── Records to process

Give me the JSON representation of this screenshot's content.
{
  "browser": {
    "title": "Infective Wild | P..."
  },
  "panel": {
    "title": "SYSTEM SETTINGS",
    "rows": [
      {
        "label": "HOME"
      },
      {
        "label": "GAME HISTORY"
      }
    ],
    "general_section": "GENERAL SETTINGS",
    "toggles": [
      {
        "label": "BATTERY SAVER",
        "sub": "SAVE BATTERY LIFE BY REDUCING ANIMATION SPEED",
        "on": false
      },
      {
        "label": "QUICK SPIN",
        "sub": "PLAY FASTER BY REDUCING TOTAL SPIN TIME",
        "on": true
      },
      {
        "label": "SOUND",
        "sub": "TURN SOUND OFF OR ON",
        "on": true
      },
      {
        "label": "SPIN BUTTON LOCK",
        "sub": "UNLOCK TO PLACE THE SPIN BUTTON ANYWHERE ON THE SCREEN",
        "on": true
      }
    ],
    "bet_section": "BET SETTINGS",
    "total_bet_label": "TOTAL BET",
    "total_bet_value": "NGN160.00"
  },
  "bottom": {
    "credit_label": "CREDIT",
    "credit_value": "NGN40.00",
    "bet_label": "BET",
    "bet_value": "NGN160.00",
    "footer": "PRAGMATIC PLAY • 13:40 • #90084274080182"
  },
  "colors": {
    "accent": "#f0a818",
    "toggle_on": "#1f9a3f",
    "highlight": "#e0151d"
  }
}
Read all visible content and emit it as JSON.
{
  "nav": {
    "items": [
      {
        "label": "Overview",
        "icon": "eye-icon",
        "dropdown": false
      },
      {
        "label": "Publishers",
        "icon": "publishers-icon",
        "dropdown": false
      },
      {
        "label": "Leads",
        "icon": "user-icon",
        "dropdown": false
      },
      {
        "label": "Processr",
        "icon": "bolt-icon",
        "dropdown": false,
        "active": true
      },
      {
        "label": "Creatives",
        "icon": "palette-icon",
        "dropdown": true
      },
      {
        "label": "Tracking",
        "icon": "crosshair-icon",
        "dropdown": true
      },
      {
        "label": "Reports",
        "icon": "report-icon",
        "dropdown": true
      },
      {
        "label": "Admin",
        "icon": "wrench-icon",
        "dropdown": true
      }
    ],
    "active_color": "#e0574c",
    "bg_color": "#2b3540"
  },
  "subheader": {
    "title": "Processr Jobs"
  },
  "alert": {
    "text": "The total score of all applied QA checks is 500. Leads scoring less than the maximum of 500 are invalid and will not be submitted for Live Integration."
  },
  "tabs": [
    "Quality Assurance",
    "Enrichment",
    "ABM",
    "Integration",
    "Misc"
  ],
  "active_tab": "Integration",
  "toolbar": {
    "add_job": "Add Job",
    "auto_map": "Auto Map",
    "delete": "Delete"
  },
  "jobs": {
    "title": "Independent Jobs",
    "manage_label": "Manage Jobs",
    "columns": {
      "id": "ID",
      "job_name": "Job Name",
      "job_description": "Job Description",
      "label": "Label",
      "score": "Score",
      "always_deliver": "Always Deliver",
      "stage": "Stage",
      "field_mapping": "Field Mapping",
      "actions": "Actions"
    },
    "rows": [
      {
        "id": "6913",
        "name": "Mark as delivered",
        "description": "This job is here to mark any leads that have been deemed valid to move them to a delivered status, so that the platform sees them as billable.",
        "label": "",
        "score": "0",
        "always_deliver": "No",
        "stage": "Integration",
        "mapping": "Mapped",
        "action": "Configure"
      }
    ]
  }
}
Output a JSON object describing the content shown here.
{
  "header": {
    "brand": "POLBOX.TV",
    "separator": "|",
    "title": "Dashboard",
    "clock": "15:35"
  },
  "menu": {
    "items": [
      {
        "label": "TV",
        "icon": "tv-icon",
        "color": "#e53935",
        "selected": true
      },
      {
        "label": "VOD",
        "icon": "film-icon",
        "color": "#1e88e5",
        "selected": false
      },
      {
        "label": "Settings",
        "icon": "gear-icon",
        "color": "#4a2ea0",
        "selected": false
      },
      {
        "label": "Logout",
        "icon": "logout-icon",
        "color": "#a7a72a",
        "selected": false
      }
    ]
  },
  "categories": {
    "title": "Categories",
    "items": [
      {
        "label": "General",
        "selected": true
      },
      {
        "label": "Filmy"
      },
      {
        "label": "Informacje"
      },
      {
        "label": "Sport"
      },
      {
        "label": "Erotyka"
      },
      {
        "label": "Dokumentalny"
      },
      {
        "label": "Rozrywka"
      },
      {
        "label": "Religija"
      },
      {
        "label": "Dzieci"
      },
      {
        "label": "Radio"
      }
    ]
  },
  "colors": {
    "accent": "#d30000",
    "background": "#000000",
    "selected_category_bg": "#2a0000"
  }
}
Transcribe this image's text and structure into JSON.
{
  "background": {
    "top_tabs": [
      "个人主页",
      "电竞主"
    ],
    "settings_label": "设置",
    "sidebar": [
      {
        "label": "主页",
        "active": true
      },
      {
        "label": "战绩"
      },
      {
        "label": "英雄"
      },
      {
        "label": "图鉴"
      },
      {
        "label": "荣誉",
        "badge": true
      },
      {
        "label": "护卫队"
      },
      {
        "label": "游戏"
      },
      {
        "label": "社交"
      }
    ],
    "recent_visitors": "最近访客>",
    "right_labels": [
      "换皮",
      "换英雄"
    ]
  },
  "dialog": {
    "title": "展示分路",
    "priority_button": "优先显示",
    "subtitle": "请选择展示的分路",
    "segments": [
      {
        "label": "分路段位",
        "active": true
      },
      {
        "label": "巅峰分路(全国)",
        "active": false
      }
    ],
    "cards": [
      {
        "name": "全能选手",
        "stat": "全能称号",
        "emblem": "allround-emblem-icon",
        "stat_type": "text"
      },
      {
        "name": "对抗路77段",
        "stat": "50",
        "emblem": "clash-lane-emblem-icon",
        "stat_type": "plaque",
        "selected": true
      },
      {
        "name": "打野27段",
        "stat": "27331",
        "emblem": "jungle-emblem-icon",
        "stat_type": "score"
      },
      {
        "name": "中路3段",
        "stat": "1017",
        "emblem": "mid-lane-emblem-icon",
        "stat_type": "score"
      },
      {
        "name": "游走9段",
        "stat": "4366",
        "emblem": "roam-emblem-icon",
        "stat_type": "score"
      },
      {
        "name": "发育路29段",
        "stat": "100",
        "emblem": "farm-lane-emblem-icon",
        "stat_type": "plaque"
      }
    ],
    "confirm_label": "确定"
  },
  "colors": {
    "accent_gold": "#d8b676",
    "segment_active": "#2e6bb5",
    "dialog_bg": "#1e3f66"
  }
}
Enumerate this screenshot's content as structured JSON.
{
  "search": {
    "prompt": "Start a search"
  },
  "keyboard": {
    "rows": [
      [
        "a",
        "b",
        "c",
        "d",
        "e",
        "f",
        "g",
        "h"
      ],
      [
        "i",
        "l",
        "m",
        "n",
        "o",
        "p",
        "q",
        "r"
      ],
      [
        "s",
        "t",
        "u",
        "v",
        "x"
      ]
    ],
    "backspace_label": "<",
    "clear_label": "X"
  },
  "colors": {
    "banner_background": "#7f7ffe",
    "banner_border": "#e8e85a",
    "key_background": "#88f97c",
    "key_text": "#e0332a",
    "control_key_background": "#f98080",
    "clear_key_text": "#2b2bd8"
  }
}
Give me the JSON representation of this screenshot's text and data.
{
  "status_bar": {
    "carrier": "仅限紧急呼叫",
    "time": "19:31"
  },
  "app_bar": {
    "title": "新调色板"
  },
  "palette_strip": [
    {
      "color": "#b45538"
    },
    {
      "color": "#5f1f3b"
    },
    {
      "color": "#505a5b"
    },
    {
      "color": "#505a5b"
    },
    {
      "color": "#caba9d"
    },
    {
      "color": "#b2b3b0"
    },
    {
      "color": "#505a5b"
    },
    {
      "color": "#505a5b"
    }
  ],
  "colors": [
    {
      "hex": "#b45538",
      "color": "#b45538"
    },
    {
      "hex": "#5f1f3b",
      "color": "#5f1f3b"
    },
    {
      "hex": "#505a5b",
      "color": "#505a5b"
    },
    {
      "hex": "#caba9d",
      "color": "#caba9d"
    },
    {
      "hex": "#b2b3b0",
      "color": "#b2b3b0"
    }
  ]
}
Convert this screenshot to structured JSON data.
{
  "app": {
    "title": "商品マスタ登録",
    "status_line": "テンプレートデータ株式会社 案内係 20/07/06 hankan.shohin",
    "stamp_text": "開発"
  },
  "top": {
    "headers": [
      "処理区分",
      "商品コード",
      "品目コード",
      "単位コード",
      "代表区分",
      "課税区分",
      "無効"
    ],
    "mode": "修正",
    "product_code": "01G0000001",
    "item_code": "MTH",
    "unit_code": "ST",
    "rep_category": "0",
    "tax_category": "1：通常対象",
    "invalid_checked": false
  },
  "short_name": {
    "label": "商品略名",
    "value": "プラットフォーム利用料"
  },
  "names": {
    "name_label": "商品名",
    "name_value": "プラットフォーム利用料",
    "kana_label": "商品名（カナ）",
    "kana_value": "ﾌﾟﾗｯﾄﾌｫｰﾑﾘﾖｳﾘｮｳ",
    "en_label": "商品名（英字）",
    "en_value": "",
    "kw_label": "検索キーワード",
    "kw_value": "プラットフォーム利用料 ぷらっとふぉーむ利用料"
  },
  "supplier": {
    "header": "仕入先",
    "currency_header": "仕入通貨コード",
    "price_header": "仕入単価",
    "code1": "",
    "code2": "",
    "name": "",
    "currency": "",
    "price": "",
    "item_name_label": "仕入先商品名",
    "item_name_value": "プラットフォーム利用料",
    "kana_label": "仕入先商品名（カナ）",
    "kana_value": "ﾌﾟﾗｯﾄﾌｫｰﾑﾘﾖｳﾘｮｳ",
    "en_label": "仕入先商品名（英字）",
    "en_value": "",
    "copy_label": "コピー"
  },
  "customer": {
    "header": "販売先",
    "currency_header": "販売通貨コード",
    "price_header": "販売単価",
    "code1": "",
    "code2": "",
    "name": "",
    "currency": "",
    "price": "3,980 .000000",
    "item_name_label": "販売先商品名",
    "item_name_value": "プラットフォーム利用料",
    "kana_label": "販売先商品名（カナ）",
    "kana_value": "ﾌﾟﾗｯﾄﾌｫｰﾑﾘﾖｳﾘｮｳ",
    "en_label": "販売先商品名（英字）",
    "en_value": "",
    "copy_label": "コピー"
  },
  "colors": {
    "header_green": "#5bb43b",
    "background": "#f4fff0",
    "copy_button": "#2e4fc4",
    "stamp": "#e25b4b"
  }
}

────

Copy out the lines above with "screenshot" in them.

*Task output*.
Give me the JSON representation of this screenshot's content.
Enumerate this screenshot's content as structured JSON.
Give me the JSON representation of this screenshot's text and data.
Convert this screenshot to structured JSON data.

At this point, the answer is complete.